Our results show that the expression of CD33 chimeric receptor in EBV-specific CTLs, while does not affect their phenotype and does not interfere with their ability to proliferate or to respond to autologous EBV-infected targets, renders them capable to specifically lyse CD33+ target cells and release Th1 and Tc cytokines upon encounter with target cells, even though the low average transduction efficiency. In order to further improve this percentage and possibly augmenting CAR+ T-cell response to its specific target, we might concentrate anti-CD33.CAR-specific retroviral supernatant administration by increasing the Multiplicity of Infection (MOI)/cells ratio.

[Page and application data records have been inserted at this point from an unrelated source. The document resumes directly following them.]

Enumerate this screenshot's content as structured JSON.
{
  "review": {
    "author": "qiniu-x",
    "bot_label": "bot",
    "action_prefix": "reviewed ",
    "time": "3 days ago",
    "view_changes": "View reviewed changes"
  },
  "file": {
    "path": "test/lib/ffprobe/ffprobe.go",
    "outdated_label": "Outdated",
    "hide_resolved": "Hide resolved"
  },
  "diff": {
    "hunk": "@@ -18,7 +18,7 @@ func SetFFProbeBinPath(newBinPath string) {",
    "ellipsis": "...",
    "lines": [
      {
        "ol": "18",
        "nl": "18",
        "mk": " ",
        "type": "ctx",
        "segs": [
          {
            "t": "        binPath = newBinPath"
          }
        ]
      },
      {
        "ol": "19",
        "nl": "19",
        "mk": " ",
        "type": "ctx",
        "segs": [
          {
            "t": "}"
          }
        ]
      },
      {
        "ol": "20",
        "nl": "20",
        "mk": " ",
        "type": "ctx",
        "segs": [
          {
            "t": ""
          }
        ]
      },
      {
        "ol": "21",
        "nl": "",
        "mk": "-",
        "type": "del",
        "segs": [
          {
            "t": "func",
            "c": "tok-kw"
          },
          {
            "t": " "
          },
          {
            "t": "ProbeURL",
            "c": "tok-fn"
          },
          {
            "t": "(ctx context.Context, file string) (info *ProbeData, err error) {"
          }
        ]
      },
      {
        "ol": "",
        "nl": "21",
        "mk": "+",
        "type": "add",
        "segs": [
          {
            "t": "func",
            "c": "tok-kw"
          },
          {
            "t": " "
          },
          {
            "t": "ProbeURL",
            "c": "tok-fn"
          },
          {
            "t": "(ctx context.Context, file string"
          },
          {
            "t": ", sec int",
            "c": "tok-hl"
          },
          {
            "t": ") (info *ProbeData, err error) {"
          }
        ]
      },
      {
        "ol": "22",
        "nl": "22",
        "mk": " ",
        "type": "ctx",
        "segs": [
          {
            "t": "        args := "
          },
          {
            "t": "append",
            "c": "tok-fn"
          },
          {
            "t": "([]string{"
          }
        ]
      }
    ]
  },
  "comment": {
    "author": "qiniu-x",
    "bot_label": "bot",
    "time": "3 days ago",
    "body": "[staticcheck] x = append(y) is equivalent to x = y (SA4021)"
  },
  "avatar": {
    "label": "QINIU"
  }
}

However, more efforts will be needed to find new regulatory elements such as insulators, tissue-specific promoters, or ribosome-binding sites, alone or in combination, to be included in the specific transgene plasmid in order to increase transcription efficiency in T cells. This will certainly be accompanied by a decreased of the in vitro E : T ratio, increasing the killing capacity of the transduced T cells, phenomenon that we can predict would also have an impact in the T-cell efficiency after clinical infusion. These results confirm that the engagement of the chimeric receptor by tumor antigen initiates signalling to the T-cell nucleus and induces effector functions, including cytokine secretion and specific lysis of antigen-expressing tumor cells in vitro. T-cell retargeting operates in an MHC unrestricted manner to attack the tumor, whereas it retains MHC-restricted specificity for the endogenous TCR. When we analyzed the in vivo activity of anti-CD33.CAR genetically modified EBV-CTLs in a mouse model of AML, we observed that intravenous administration of CD33-redirected EBV-CTLs in AML-bearing mice can exert a significant albeit partial antileukemic activity. The incomplete antitumoral effect exerted by anti-CD33.CAR-transduced EBV-CTLs might be related to their limited persistence in vivo in this animal model, an expected outcome given that CTLs were injected intravenously without concomitant administration of recombinant human IL-2 and the lack of chronic EBV stimulation in NOD/SCID mice. Indeed, studies reporting complete regression of tumor in mice were performed by intratumoral injection of T cells expressing chimeric receptors and/or addition of intravenous IL-2, or vaccination with autologous LCLs [3, 21, 22], which may have allowed for improved T-cell survival and in vivo expansion. Of note, despite the lack of cytokine addition or EBV stimulation, anti-CD33.CAR-transduced EBV-CTLs were able to home and infiltrate the tumor, where they exerted a significant anti-tumor activity. In addition, we observed that the repeated administrations of anti-CD33.CAR-transduced EBV-CTLs did not result in the selection of CD33-negative tumor clones, that would be resistant to our therapeutic approach.